┏━━

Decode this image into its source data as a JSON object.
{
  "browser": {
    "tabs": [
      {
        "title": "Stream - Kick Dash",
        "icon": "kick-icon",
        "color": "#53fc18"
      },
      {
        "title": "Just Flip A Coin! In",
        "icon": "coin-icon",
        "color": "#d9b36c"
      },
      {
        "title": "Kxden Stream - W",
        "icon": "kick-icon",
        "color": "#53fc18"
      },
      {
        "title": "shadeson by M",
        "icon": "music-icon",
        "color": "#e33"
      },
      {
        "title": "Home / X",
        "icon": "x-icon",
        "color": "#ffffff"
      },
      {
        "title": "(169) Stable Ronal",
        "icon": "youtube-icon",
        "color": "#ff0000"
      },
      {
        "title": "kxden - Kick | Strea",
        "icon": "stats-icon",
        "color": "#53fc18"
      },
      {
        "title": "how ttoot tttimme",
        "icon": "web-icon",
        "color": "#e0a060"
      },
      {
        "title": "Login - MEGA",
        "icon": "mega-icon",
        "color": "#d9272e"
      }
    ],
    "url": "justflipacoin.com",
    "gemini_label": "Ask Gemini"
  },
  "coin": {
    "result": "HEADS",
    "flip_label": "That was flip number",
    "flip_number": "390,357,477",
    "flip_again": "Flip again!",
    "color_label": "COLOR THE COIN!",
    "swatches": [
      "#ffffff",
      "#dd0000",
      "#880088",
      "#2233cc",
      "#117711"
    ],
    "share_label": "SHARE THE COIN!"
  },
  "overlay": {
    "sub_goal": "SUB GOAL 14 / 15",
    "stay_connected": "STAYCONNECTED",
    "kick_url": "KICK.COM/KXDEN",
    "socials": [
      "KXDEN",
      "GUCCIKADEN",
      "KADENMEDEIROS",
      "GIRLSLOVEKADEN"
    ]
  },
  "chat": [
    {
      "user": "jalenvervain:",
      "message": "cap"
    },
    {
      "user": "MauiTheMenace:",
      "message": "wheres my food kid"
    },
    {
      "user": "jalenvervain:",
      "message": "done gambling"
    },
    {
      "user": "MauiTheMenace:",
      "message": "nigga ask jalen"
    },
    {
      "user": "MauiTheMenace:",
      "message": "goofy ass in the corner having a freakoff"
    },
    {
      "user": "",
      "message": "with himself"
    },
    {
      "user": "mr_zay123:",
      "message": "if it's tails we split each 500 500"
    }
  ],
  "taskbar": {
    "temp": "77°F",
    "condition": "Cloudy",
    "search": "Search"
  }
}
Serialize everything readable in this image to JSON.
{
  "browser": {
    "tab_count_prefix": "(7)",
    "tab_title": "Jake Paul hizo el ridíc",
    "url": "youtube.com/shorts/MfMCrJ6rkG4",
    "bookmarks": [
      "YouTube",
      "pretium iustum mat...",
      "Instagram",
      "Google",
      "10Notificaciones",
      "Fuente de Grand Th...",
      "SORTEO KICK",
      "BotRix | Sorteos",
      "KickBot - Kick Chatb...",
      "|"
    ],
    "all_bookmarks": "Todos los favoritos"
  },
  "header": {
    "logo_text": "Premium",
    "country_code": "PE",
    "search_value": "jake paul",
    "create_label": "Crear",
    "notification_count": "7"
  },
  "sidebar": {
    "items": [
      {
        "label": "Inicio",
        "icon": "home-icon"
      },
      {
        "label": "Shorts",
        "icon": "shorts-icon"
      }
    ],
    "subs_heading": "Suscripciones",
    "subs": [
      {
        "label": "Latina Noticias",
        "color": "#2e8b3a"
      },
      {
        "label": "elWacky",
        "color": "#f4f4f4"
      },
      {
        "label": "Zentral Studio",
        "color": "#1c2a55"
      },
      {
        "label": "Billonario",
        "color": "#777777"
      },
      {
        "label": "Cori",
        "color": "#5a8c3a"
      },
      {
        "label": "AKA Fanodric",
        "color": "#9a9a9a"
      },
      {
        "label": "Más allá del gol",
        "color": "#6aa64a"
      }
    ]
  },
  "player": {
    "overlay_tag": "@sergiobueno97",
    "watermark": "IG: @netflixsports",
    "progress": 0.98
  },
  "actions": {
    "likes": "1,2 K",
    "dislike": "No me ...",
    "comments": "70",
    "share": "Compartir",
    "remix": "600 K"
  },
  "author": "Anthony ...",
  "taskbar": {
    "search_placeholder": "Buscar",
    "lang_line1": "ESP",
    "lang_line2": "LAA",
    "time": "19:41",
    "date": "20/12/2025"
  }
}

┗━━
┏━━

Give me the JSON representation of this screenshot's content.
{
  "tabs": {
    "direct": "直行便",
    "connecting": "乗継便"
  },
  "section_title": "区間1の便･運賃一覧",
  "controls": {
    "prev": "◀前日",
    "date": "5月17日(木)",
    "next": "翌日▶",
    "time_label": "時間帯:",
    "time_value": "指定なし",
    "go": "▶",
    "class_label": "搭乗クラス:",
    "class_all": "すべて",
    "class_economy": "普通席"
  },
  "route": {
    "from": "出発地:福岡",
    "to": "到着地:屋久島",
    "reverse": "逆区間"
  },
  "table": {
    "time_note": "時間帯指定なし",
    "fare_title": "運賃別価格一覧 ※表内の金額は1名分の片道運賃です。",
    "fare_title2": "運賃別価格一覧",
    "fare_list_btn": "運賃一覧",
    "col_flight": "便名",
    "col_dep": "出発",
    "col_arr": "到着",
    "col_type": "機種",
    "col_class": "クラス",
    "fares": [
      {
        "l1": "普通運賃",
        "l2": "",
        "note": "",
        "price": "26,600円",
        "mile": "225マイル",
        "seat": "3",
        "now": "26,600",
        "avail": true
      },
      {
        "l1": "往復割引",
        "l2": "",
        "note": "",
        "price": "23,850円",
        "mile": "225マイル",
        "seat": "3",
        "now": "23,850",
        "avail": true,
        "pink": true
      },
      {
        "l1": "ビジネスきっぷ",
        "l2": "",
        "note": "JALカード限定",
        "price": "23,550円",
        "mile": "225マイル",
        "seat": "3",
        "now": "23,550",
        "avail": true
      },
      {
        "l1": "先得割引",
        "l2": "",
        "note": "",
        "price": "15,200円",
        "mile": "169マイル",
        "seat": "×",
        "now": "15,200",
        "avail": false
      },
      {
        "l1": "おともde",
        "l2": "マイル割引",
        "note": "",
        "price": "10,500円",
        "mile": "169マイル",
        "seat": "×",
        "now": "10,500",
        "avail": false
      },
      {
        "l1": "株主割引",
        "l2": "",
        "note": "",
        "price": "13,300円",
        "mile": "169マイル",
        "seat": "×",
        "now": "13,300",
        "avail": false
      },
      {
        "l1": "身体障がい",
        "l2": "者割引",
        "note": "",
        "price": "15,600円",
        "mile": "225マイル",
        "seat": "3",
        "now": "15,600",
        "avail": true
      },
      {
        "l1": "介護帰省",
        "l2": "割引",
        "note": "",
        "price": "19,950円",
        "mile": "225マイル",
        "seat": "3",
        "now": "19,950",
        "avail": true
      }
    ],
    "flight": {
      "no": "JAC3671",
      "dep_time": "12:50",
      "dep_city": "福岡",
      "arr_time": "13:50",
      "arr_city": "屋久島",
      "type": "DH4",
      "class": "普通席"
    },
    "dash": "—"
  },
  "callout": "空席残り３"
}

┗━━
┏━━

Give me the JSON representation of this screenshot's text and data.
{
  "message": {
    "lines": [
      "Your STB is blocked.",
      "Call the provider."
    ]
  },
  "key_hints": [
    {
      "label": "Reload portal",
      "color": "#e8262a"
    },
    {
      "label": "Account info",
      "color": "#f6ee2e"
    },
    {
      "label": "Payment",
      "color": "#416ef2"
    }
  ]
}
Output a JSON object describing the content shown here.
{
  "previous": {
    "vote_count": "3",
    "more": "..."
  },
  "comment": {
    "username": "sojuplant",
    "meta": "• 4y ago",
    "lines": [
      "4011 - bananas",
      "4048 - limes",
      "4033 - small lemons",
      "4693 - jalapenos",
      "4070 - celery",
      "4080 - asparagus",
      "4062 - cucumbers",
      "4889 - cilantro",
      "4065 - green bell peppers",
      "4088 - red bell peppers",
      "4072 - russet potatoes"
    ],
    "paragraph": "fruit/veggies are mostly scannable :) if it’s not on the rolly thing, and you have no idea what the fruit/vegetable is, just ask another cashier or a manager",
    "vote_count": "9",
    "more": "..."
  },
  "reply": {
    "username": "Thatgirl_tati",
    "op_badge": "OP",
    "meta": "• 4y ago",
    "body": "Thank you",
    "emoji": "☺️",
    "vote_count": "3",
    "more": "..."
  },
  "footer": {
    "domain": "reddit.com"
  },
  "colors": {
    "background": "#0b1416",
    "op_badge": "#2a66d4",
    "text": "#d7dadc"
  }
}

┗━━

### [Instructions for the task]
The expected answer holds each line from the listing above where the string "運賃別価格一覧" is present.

### [Problem solution]
    "fare_title": "運賃別価格一覧 ※表内の金額は1名分の片道運賃です。",
    "fare_title2": "運賃別価格一覧",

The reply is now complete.